by Freddy Tran Nager, Founder of Atomic Tango + Marketing Forensics Expert…
Paige H. got a huge surprise this week. The 20-something Midwesterner had attempted to keep a low profile online: “no MySpace, no Facebook, no blog” — indeed, she’s long had a “distaste for the world of social networking websites.” And yet, thanks to a marketing schemer, she became one of the most popular girls on Facebook… but under the name “Monica Rockle.”

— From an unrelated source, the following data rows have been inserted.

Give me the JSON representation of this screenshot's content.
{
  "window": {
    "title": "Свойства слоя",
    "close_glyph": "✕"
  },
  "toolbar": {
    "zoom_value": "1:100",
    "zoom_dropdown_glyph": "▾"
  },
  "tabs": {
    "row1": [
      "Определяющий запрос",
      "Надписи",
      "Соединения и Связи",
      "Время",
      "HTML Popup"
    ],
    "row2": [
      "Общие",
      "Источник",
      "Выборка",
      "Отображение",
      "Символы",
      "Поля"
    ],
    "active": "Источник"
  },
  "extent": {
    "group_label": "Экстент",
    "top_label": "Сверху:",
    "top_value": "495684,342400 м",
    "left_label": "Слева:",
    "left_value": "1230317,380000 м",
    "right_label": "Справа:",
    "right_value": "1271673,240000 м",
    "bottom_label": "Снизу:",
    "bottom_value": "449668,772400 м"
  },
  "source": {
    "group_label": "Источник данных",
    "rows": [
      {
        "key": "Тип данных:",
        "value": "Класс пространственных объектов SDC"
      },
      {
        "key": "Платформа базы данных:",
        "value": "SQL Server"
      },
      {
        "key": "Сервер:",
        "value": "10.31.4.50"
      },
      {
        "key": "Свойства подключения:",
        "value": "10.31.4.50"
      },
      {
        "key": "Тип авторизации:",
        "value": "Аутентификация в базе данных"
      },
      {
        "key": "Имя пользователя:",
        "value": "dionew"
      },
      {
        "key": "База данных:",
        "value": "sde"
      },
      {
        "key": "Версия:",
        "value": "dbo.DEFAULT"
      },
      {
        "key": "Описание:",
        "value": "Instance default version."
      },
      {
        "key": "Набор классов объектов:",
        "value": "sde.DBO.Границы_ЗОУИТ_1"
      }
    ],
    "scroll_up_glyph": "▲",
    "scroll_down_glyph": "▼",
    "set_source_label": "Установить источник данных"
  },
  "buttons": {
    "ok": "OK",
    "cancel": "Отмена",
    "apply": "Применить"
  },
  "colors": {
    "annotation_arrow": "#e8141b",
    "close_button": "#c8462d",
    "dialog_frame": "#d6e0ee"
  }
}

I blogged about the “Monica Rockle” charade back in March. A T-shirt marketer had created a fake Facebook profile and used it to start a Group for a “Psychology Marketing Project.” The Group attracted nearly 400,000 users its first week alone en route to over 800,000 members overall. The picture the guy used to represent Monica? Paige’s, which he found on the U.S. Census Bureau website.
And Paige had no idea this was going on.
After being exposed by my blog, T-shirt guy dropped the Monica Rockle profile, changed the group’s purpose, and invented a few other faux profiles. Whatever rocks your boat, homes.
Fast forward to earlier this week, when Reuter’s Solarina Ho blogged about “Being Rude on Facebook.” A commenter linked to my Monica Rockle article (thanks, Galen!), which got a new wave of readers — including one of Paige’s former sorority sisters, Laura B., who wrote me:
“I was totally dying this morning when I saw the picture, then convinced myself it couldn’t be her since someone referenced something about everyone claiming to know this girl. Then I couldn’t get over it, so I returned to the article just a bit ago and forwarded it out to some other sorority sisters, who all confirmed it appeared to be our friend Paige. I then sent it to Christina, who lived with Paige in college and has stayed close friends with her. When Christina replied that she had Paige on the phone and it was confirmed, I had to write you! I guess Paige is a little freaked out (rightfully so I think!) but we’re guessing the picture came from some promotional photos taken while we were students at the University of Iowa.”
Small world, ain’t it? I then heard from Monica — I mean, Paige herself:
“I am the elusive girl in the photo. Amazing really, that this all came full circle.
The photo was probably taken 7-8 years ago at the University of Iowa. However, I have no recollection of ever signing a waiver or participating in promotional photos for the University. Stranger still, it appears that the photos were not used for the University, but rather the US Govt. Census. I certainly could have signed a waiver and just don’t remember, but it seems strange that classroom stock photos would make their way to the US Census Bureau. I tracked down their phone number and plan to follow up out of curiosity.
It’s not the stock photo of me taking notes in a classroom that’s bothersome, but rather the fact it appeared as someone’s Facebook photo. I don’t have a Facebook account, and in lieu of this experience will hold firm in my distaste for the world of social networking websites. I will say I think it was a poor choice as far as Facebook photos go — aren’t they generally more scandalous? artsy? emo?
The photo is not Monica Rockle. It’s me with a bracelet given to me by a college boyfriend, a ring made by my mom’s friend, and an 08 micron pen. Still have the ring, still love the pens, thrilled I ditched the boyfriend. Oh the stories a picture tells…
To think, I’ve worked so hard at keeping a low profile online — no MySpace, no Facebook, no blog, etc., and end up championing this marketing scheme. Technology is both brilliant and disturbing.”
Yes, all that brilliant and disturbing stuff is why marketing bloggers like me will never run out of material.
I greatly appreciate Paige giving me permission to share her story long with a current photo. Fascinating how someone can go out of her way to avoid this wicked Web we weave, yet still gets snared because of one photo she doesn’t even remember. And yet millions of other people clamor for publicity and recognition, and find it hard to even get noticed.
Guess you gotta know the right marketing guy — or the wrong one.